In the report conclusions, the primary cause of the water quality incident was stated as ‘the failure of the disinfection system’ which occurred following a power failure. “The disinfection system, consisting of sodium hypochlorite pumped into the treated water, cased to operate due to mechanical failure but human error in not detecting and escalating the problems extended the timeline of the incident by approximately four days.” The report highlight the 'lack of supervisory oversight’ at the time of the incident, and recommended staff refresher training, which had been delayed by the pandemic. ‘A significant lack of incident reporting from site operational staff to management at Wexford County Council’ and ‘limited compliance with the Irish Water Standard Operational Procedures’ were also noted as issues that contributed to the incident.

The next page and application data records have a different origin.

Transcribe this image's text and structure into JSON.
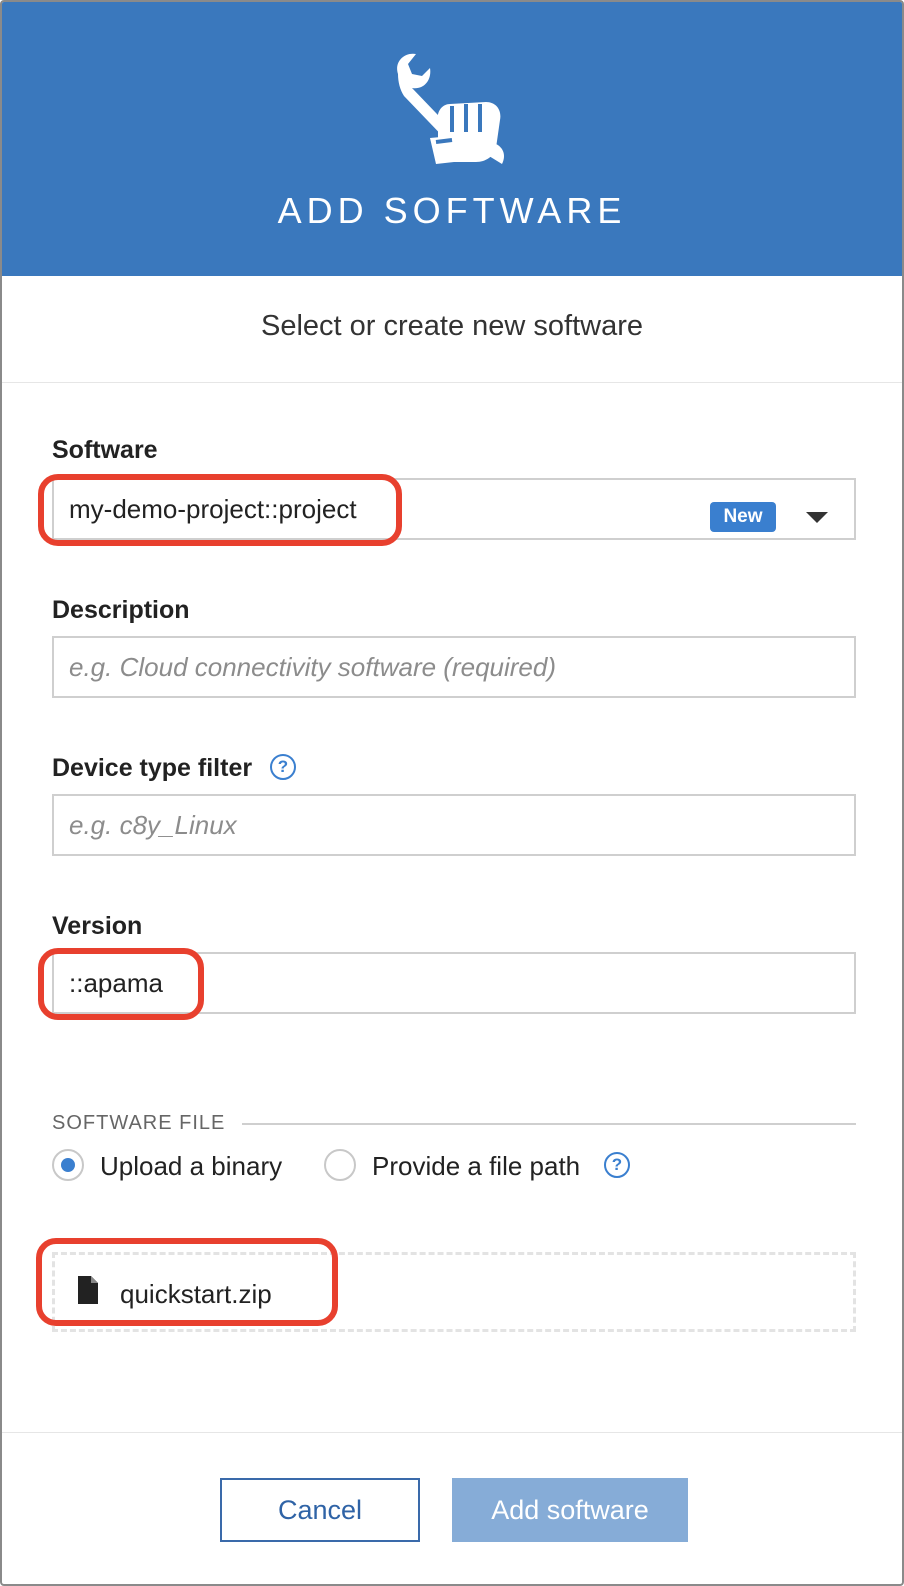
{
  "colors": {
    "accent": "#3a78bd",
    "highlight": "#e8402e",
    "badge": "#3a7fcf"
  },
  "header": {
    "icon": "wrench-hand-icon",
    "title": "ADD SOFTWARE"
  },
  "subtitle": "Select or create new software",
  "form": {
    "software": {
      "label": "Software",
      "value": "my-demo-project::project",
      "badge": "New"
    },
    "description": {
      "label": "Description",
      "placeholder": "e.g. Cloud connectivity software (required)"
    },
    "device_type_filter": {
      "label": "Device type filter",
      "placeholder": "e.g. c8y_Linux",
      "help": "?"
    },
    "version": {
      "label": "Version",
      "value": "::apama"
    }
  },
  "software_file": {
    "section_label": "SOFTWARE FILE",
    "options": [
      {
        "label": "Upload a binary",
        "selected": true
      },
      {
        "label": "Provide a file path",
        "selected": false
      }
    ],
    "help": "?",
    "file": {
      "icon": "file-icon",
      "name": "quickstart.zip"
    }
  },
  "footer": {
    "cancel_label": "Cancel",
    "add_label": "Add software"
  }
}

The report outlines 13 separate recommendations to ensure that there is no recurrence of the Creagh incident. These include: the provision of an alarm system for power failure; a standby generator in case of power failure; a return to quarterly maintenance of mechanical equipment; changes to the remote monitoring system; a review of staffing and duties at the plant; implementation of automatic plant shutdown in response to water quality issues; an upgrade of the chlorine dosing system; replacement and servicing of the sand and filtration system; the full implementation of Irish Water Standard Operation Procedures and an audit of all treatment plants in the county and a review of incident management.

Some of the improvements that have been actioned were outlined including the hiring of additional staff; the reorganisation of staff duties; the reinstatement of quarterly servicing following a previous reduction to biannual servicing in 2020 and staff training.

Members at the recent meeting heard that, since the incident at Creagh Water Treatment Plant, €200,000 has been invested in the plant. A further €2m has been secured for upgrades in 2022 and 2023.

“We can count ourselves lucky that there were no fatalities. We had a lot of very vulnerable people during Covid,” said Cllr Breen following the report presentation. “Good sound water infrastructure is what we need in this town.”

Cllr Joe Sullivan commended Minister Darragh O’Brien for taking the incident seriously and said ‘we can’t take our eye off the fact that the health of 46 people was affected’.

Cllr Fionntán Ó Súilleabhain said that, in his view ‘we need to treat the source rather than the symptom’ and queried whether water quality in source streams can be monitored. Mr Hore said that he believes that sampling of rivers and streams may be in place next year. Cllr Ó Súilleabhain also commented on the ‘over-chlorination’ of water in Gorey, saying that many people he has met opt for bottled water as a result, while he also commented on the use of fluoride in the water Senior Engineer Fionnuala Callery informed him that upgrades for Creagh include a UV system that will allow for the amount of chlorine in the water to be reduced. Mr Hore noted that the issue of fluoride is a national issue.

Regional Operations Manager of Irish Water, Jim Fitzgerald was in attendance at the meeting, where he apologised on behalf of Irish Water for the incident. He said that there have been ‘huge lessons learned from the Creagh incident’. He explained that Irish Water has now set up ‘Project Connect’, which involves the 25 biggest water plants in Ireland plus Creagh. The Wexford plant’s inclusion in the project will mean that it will be prioritised and that changes that occur in the top 25 plants will also occur there.

"This incident has brought a huge amount of focus on Creagh,” he said.

Many of the councillors sought clarity on whether the changes made in light of the incident and subsequent report would be enough to prevent such an incident from happening again. This included Cllr Devereux, who said that the public are going to want ‘straight blank answers in the coming days’.

"I can tell you with absolute certainty that this will not happen again,” said Mr Hore.